> [WHAT YOU WILL DO]
Each record below must be written out exactly as given.

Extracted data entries
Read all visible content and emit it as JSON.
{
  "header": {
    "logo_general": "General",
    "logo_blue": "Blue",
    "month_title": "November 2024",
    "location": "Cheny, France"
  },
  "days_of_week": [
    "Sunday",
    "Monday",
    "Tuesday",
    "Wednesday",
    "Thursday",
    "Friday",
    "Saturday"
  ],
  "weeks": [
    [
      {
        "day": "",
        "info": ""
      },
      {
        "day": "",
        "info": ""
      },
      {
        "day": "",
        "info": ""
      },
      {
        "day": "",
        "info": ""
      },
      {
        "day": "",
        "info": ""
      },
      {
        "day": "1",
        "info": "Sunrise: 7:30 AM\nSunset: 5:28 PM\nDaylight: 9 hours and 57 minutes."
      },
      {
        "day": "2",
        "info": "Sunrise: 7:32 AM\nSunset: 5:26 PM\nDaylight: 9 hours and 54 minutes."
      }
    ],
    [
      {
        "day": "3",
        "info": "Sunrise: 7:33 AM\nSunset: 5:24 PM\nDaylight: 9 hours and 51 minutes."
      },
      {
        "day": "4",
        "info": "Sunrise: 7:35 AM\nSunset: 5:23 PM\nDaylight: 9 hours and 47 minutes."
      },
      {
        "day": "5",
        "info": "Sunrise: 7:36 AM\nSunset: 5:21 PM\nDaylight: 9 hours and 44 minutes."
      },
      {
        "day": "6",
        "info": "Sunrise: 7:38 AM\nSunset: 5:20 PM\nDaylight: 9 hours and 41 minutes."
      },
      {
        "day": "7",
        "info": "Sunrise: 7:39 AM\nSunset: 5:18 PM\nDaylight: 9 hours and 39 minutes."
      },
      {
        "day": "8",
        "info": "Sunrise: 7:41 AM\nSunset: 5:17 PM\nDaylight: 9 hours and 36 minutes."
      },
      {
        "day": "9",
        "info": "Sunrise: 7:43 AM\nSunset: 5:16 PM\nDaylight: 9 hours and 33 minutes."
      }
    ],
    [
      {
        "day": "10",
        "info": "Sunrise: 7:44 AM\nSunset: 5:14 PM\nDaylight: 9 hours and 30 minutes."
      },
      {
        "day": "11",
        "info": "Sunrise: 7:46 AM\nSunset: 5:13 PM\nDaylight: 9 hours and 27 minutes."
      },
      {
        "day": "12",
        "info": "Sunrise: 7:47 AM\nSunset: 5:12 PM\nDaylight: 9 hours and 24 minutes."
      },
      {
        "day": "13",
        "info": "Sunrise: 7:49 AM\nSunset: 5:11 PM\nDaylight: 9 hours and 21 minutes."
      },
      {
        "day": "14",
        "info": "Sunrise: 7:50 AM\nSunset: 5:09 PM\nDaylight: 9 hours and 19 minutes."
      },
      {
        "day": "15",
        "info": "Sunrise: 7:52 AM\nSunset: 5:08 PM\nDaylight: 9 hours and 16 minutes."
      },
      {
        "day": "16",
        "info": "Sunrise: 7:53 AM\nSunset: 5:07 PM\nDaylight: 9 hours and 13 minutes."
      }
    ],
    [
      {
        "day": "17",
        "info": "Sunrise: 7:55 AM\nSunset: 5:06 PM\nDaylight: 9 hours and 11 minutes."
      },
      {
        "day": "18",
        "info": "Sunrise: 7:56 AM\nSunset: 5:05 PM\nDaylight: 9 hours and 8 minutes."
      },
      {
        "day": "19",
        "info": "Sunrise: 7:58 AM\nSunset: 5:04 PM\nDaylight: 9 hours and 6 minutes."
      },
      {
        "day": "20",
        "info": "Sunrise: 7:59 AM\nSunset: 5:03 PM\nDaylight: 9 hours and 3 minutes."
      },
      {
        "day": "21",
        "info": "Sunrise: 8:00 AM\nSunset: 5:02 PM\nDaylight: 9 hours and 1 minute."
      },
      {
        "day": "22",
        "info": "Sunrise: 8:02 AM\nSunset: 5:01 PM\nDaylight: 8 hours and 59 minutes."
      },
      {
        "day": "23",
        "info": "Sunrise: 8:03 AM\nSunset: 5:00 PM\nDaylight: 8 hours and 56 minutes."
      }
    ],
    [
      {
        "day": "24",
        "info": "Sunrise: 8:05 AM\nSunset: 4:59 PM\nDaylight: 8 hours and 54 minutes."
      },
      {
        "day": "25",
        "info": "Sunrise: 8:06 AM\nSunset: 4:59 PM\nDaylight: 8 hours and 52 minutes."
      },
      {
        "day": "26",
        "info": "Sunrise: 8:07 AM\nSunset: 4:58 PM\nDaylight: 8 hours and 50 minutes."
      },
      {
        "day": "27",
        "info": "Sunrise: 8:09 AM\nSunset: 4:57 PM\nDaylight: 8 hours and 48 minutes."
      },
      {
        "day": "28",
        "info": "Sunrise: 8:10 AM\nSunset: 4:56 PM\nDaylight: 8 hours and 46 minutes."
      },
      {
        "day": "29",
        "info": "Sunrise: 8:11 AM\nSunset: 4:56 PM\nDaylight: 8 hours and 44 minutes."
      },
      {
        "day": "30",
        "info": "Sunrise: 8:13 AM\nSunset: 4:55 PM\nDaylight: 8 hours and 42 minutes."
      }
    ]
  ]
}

> [EXERCISE OUTPUT]
Read all visible content and emit it as JSON.
{
  "header": {
    "logo_general": "General",
    "logo_blue": "Blue",
    "month_title": "November 2024",
    "location": "Cheny, France"
  },
  "days_of_week": [
    "Sunday",
    "Monday",
    "Tuesday",
    "Wednesday",
    "Thursday",
    "Friday",
    "Saturday"
  ],
  "weeks": [
    [
      {
        "day": "",
        "info": ""
      },
      {
        "day": "",
        "info": ""
      },
      {
        "day": "",
        "info": ""
      },
      {
        "day": "",
        "info": ""
      },
      {
        "day": "",
        "info": ""
      },
      {
        "day": "1",
        "info": "Sunrise: 7:30 AM\nSunset: 5:28 PM\nDaylight: 9 hours and 57 minutes."
      },
      {
        "day": "2",
        "info": "Sunrise: 7:32 AM\nSunset: 5:26 PM\nDaylight: 9 hours and 54 minutes."
      }
    ],
    [
      {
        "day": "3",
        "info": "Sunrise: 7:33 AM\nSunset: 5:24 PM\nDaylight: 9 hours and 51 minutes."
      },
      {
        "day": "4",
        "info": "Sunrise: 7:35 AM\nSunset: 5:23 PM\nDaylight: 9 hours and 47 minutes."
      },
      {
        "day": "5",
        "info": "Sunrise: 7:36 AM\nSunset: 5:21 PM\nDaylight: 9 hours and 44 minutes."
      },
      {
        "day": "6",
        "info": "Sunrise: 7:38 AM\nSunset: 5:20 PM\nDaylight: 9 hours and 41 minutes."
      },
      {
        "day": "7",
        "info": "Sunrise: 7:39 AM\nSunset: 5:18 PM\nDaylight: 9 hours and 39 minutes."
      },
      {
        "day": "8",
        "info": "Sunrise: 7:41 AM\nSunset: 5:17 PM\nDaylight: 9 hours and 36 minutes."
      },
      {
        "day": "9",
        "info": "Sunrise: 7:43 AM\nSunset: 5:16 PM\nDaylight: 9 hours and 33 minutes."
      }
    ],
    [
      {
        "day": "10",
        "info": "Sunrise: 7:44 AM\nSunset: 5:14 PM\nDaylight: 9 hours and 30 minutes."
      },
      {
        "day": "11",
        "info": "Sunrise: 7:46 AM\nSunset: 5:13 PM\nDaylight: 9 hours and 27 minutes."
      },
      {
        "day": "12",
        "info": "Sunrise: 7:47 AM\nSunset: 5:12 PM\nDaylight: 9 hours and 24 minutes."
      },
      {
        "day": "13",
        "info": "Sunrise: 7:49 AM\nSunset: 5:11 PM\nDaylight: 9 hours and 21 minutes."
      },
      {
        "day": "14",
        "info": "Sunrise: 7:50 AM\nSunset: 5:09 PM\nDaylight: 9 hours and 19 minutes."
      },
      {
        "day": "15",
        "info": "Sunrise: 7:52 AM\nSunset: 5:08 PM\nDaylight: 9 hours and 16 minutes."
      },
      {
        "day": "16",
        "info": "Sunrise: 7:53 AM\nSunset: 5:07 PM\nDaylight: 9 hours and 13 minutes."
      }
    ],
    [
      {
        "day": "17",
        "info": "Sunrise: 7:55 AM\nSunset: 5:06 PM\nDaylight: 9 hours and 11 minutes."
      },
      {
        "day": "18",
        "info": "Sunrise: 7:56 AM\nSunset: 5:05 PM\nDaylight: 9 hours and 8 minutes."
      },
      {
        "day": "19",
        "info": "Sunrise: 7:58 AM\nSunset: 5:04 PM\nDaylight: 9 hours and 6 minutes."
      },
      {
        "day": "20",
        "info": "Sunrise: 7:59 AM\nSunset: 5:03 PM\nDaylight: 9 hours and 3 minutes."
      },
      {
        "day": "21",
        "info": "Sunrise: 8:00 AM\nSunset: 5:02 PM\nDaylight: 9 hours and 1 minute."
      },
      {
        "day": "22",
        "info": "Sunrise: 8:02 AM\nSunset: 5:01 PM\nDaylight: 8 hours and 59 minutes."
      },
      {
        "day": "23",
        "info": "Sunrise: 8:03 AM\nSunset: 5:00 PM\nDaylight: 8 hours and 56 minutes."
      }
    ],
    [
      {
        "day": "24",
        "info": "Sunrise: 8:05 AM\nSunset: 4:59 PM\nDaylight: 8 hours and 54 minutes."
      },
      {
        "day": "25",
        "info": "Sunrise: 8:06 AM\nSunset: 4:59 PM\nDaylight: 8 hours and 52 minutes."
      },
      {
        "day": "26",
        "info": "Sunrise: 8:07 AM\nSunset: 4:58 PM\nDaylight: 8 hours and 50 minutes."
      },
      {
        "day": "27",
        "info": "Sunrise: 8:09 AM\nSunset: 4:57 PM\nDaylight: 8 hours and 48 minutes."
      },
      {
        "day": "28",
        "info": "Sunrise: 8:10 AM\nSunset: 4:56 PM\nDaylight: 8 hours and 46 minutes."
      },
      {
        "day": "29",
        "info": "Sunrise: 8:11 AM\nSunset: 4:56 PM\nDaylight: 8 hours and 44 minutes."
      },
      {
        "day": "30",
        "info": "Sunrise: 8:13 AM\nSunset: 4:55 PM\nDaylight: 8 hours and 42 minutes."
      }
    ]
  ]
}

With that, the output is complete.